Si is one of the most promising anode candidates for lithium-ion batteries (LIB). This is mainly due to its high theoretical specific capacity (3579 mAh g-1), which is above 8 times higher than its commercially used carbon-counterparts (372 mAh g-1). However, the application of pure Si anode in commercial LIB is limited by two problematic issues. The first one is the severe mechanical failure (cracking) as a result of the more than 3-fold volume-change during lithium up-taking and releasing. The second issue is the interface problem, originating from the formation of a so-called solid-electrolyte interphase (SEI) via consuming movable lithium-ions and liquid-electrolyte decomposition. Intensive efforts have been devoted to understanding separately both problems, but without interrelation between those.
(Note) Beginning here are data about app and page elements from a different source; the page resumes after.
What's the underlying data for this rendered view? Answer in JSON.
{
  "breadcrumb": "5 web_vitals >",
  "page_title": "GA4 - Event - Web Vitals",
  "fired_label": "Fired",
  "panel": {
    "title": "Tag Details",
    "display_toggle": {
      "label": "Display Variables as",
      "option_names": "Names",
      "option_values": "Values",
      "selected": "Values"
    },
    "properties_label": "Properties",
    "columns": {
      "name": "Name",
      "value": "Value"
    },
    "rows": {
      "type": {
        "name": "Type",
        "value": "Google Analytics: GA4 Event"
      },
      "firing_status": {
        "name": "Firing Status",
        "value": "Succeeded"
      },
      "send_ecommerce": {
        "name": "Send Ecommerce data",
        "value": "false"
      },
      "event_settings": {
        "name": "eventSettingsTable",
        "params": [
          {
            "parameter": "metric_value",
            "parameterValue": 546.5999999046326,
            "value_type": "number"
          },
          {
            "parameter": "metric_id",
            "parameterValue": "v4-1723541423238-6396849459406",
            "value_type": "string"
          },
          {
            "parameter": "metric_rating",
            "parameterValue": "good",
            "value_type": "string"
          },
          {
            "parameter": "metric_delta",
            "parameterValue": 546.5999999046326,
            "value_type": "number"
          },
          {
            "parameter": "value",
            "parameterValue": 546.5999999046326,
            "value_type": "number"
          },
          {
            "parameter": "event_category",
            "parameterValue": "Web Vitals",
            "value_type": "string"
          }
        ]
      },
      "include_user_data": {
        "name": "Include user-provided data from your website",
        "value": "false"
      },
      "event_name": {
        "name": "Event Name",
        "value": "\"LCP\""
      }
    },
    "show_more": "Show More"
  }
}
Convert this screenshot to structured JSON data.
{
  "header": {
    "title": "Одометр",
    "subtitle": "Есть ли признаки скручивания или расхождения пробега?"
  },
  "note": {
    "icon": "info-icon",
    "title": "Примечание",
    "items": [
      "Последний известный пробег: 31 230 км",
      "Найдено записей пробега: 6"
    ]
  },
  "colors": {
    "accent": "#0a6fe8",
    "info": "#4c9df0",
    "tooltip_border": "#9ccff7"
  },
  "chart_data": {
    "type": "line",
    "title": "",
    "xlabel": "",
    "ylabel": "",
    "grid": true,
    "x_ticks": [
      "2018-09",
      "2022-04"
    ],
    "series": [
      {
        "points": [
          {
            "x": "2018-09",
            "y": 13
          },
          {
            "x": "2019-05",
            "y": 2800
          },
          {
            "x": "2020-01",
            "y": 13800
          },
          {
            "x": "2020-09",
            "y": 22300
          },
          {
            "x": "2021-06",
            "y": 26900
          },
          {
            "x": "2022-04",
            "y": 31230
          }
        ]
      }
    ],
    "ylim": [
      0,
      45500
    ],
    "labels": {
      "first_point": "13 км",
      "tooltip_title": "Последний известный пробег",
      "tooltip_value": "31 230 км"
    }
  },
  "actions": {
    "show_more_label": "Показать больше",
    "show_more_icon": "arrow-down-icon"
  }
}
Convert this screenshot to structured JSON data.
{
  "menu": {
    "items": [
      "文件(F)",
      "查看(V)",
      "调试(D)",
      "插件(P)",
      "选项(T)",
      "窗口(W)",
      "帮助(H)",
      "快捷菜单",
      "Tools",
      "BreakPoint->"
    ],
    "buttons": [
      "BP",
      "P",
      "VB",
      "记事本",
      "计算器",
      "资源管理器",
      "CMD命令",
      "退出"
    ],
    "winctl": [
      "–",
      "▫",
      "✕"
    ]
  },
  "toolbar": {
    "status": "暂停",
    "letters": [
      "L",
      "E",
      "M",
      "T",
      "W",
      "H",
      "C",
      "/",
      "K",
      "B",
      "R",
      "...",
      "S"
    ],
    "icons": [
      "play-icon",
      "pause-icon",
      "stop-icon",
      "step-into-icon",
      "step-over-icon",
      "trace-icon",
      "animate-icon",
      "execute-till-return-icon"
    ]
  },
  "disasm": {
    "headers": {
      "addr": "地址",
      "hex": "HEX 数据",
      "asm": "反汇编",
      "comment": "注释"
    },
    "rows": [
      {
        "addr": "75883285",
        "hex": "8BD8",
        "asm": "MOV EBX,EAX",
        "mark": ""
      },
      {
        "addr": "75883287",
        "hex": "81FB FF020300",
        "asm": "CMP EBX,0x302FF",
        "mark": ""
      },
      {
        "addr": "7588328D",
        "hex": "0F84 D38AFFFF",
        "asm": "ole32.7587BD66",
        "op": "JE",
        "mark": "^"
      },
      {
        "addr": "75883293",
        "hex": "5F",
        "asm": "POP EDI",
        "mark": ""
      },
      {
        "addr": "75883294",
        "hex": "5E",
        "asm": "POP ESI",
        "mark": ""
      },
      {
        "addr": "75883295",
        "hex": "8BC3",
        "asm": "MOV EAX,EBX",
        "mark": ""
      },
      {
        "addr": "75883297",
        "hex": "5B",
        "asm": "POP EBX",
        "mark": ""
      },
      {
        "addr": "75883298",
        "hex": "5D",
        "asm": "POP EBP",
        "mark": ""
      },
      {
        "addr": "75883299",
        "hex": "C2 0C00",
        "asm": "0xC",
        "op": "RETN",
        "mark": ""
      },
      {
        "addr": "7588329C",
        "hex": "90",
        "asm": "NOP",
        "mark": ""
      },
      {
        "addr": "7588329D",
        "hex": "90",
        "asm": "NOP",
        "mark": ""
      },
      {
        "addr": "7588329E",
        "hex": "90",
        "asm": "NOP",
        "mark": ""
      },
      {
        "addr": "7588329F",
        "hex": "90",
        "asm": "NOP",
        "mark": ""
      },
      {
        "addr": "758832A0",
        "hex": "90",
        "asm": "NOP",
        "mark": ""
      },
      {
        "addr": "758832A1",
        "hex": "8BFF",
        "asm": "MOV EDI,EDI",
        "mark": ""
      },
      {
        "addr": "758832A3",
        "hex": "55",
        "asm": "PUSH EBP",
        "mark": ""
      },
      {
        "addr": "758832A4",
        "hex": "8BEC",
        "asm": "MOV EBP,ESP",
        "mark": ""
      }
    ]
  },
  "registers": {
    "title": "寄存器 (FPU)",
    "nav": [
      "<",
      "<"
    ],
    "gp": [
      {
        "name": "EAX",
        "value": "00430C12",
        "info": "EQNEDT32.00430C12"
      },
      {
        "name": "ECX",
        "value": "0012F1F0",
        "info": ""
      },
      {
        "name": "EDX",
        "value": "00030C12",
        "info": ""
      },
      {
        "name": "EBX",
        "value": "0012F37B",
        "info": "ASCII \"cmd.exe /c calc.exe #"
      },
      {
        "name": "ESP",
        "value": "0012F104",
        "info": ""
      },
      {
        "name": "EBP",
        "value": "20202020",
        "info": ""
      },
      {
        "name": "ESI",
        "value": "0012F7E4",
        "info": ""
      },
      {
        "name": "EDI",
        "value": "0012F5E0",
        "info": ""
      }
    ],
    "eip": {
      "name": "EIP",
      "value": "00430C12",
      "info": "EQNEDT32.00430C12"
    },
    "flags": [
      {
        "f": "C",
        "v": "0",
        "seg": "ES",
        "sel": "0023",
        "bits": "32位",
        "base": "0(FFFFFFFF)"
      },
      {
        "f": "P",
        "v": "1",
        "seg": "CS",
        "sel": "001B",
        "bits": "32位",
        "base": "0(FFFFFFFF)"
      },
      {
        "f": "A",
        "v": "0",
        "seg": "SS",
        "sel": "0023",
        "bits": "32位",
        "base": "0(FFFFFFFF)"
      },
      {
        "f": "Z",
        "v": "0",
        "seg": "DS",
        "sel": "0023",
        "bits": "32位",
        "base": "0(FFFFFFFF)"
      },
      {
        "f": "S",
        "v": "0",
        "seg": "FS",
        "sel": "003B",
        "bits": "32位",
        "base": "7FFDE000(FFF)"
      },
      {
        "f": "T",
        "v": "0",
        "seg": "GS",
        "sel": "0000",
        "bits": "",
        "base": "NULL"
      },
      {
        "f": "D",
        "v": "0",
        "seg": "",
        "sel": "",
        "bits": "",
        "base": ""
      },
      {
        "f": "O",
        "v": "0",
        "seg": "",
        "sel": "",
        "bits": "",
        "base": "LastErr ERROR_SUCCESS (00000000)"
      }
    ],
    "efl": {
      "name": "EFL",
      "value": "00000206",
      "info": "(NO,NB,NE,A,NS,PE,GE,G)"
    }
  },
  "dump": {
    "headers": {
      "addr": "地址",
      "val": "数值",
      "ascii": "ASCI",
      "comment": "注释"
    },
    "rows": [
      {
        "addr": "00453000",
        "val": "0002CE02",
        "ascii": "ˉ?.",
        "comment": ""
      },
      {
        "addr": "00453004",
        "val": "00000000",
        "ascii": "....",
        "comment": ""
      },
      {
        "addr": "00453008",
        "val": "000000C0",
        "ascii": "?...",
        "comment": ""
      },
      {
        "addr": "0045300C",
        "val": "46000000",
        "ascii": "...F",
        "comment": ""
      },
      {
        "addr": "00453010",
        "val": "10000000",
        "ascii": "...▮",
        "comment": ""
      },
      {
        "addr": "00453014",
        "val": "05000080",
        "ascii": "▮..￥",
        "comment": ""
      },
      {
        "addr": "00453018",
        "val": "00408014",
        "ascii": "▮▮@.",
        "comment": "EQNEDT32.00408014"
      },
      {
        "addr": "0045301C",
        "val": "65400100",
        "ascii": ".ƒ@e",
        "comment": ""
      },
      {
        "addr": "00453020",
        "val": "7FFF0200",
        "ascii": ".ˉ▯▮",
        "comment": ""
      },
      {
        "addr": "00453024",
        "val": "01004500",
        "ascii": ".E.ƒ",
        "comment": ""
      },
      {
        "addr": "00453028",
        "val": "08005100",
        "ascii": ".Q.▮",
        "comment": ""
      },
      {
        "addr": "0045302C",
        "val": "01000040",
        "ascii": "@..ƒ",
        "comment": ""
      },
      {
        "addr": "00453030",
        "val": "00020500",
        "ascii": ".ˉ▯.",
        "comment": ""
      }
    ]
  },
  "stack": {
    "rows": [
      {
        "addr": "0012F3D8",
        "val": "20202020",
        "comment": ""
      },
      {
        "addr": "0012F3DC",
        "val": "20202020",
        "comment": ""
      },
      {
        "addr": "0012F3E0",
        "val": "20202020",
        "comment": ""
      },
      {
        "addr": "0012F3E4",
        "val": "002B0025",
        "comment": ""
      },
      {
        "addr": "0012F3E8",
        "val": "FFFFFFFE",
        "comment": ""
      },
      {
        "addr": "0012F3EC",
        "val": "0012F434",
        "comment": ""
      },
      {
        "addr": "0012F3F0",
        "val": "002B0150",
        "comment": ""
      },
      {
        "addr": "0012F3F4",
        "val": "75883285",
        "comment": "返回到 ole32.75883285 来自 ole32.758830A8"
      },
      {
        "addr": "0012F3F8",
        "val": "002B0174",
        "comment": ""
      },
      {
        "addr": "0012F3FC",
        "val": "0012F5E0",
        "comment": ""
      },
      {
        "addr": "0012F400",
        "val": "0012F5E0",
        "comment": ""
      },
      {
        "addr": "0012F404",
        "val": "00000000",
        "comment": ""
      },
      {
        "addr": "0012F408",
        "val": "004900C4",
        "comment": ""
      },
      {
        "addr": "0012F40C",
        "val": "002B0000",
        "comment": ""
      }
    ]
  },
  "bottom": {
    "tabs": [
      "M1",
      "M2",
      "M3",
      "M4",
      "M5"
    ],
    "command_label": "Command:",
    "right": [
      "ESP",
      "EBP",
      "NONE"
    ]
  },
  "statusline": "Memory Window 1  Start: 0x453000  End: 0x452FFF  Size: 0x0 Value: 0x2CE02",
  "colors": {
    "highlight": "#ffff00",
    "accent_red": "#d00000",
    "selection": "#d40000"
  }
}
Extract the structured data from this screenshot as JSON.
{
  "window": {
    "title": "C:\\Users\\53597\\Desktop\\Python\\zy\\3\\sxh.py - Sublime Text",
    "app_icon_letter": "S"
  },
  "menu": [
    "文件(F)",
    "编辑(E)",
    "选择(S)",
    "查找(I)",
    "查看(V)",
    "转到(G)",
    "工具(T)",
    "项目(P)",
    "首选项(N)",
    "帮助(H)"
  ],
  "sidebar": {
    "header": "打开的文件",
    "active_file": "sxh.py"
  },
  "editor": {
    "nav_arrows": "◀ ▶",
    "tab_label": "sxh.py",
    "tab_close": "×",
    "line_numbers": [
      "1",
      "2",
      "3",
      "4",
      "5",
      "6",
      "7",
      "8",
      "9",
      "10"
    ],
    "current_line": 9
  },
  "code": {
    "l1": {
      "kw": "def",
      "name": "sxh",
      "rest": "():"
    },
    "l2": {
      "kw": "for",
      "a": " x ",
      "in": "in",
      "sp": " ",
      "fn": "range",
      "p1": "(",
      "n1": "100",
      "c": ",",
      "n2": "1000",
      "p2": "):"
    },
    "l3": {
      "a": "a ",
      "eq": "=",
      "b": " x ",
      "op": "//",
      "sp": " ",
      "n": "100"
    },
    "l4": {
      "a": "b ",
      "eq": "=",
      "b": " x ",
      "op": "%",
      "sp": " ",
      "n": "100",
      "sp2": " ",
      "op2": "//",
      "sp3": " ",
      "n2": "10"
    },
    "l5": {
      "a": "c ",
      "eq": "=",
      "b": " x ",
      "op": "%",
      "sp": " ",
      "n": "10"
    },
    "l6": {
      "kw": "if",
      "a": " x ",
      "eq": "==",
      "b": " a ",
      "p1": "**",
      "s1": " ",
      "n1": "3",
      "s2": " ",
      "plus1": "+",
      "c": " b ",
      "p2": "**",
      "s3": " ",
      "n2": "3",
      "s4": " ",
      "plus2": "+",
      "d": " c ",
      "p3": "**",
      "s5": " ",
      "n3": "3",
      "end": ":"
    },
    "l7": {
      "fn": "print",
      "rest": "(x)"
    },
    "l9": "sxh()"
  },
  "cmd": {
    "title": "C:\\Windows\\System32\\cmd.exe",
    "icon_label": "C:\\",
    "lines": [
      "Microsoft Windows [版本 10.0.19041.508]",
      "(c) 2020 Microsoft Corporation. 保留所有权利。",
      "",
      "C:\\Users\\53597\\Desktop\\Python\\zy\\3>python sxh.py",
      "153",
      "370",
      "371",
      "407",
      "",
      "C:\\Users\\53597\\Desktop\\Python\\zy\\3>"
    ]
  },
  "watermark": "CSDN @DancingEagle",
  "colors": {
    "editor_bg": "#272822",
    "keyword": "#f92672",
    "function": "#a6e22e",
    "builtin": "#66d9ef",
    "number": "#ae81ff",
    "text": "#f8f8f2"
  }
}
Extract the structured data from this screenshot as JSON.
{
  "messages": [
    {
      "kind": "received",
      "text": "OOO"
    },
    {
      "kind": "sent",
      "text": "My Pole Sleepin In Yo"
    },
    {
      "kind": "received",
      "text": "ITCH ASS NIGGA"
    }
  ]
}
For this publication, I used a multi-modal approach to study their correlation. I first went to the European Synchrotron (ESRF) in Grenoble France to use Full-Field Diffraction X-ray Microscopy (FFDXM), a new operando synchrotron technique, to study the origin of structural deformation in Si during (de)lithiation. With FFDXM, we were able to observe early-stage defects (lattice tilts) as they started to form at the Si/LixSi interface. Quantitative analyses linked these early-stage defects to heterogeneous lithiation. The result is intriguing because the used samples were atomically flat, single-crystal Si, and homogeneous behavior was expected. This gave me the idea that the heterogeneous lithiation might come from inhomogeneities at the interface, originated from the SEI above. If the SEI is inhomogeneous, wouldn’t (de)lithiation of the underlying electrodes also be heterogeneous as it is acting as the lithium-ion conductor for Si?
Back to my home lab at Forschungszentrum Juelich (IEK-9), I proceeded to use operando Atomic Force Microscopy (AFM), Electrochemical Strain Microscopy (ESM) and sputter-etched X-ray photoelectron spectroscopy (XPS) to study the SEI properties on Si. I found indeed both the Inner- and Outer-SEI exhibit considerable inhomogeneities in terms of topography and lithium-ion mobility. These SEI inhomogeneities inevitably led to heterogeneous lithiation in the underlying Si as seen by FFDXM. Our multi-modal study therefore bridges phenomena developing across the multi-level interfaces (Si/LixSi/Inner-SEI/Outer-SEI, schematically illustrated in Fig. 1), allowing us to understand the impact of SEI homogeneities on the structural stability of Si-based LIB, which was highlighted in the following animation model.
We hope our work can inspire researchers to pay more attention to the impact of interface homogeneity on the performance of LIB. This is not the end our interface story. Our future work is ongoing to study the interface evolution in Si-based all-solid-state LIB.
For more details, please see our recent paper in Nature Communications: Impact of dual-layer solid-electrolyte interphase inhomogeneities on early-stage defect formation in Si electrodes.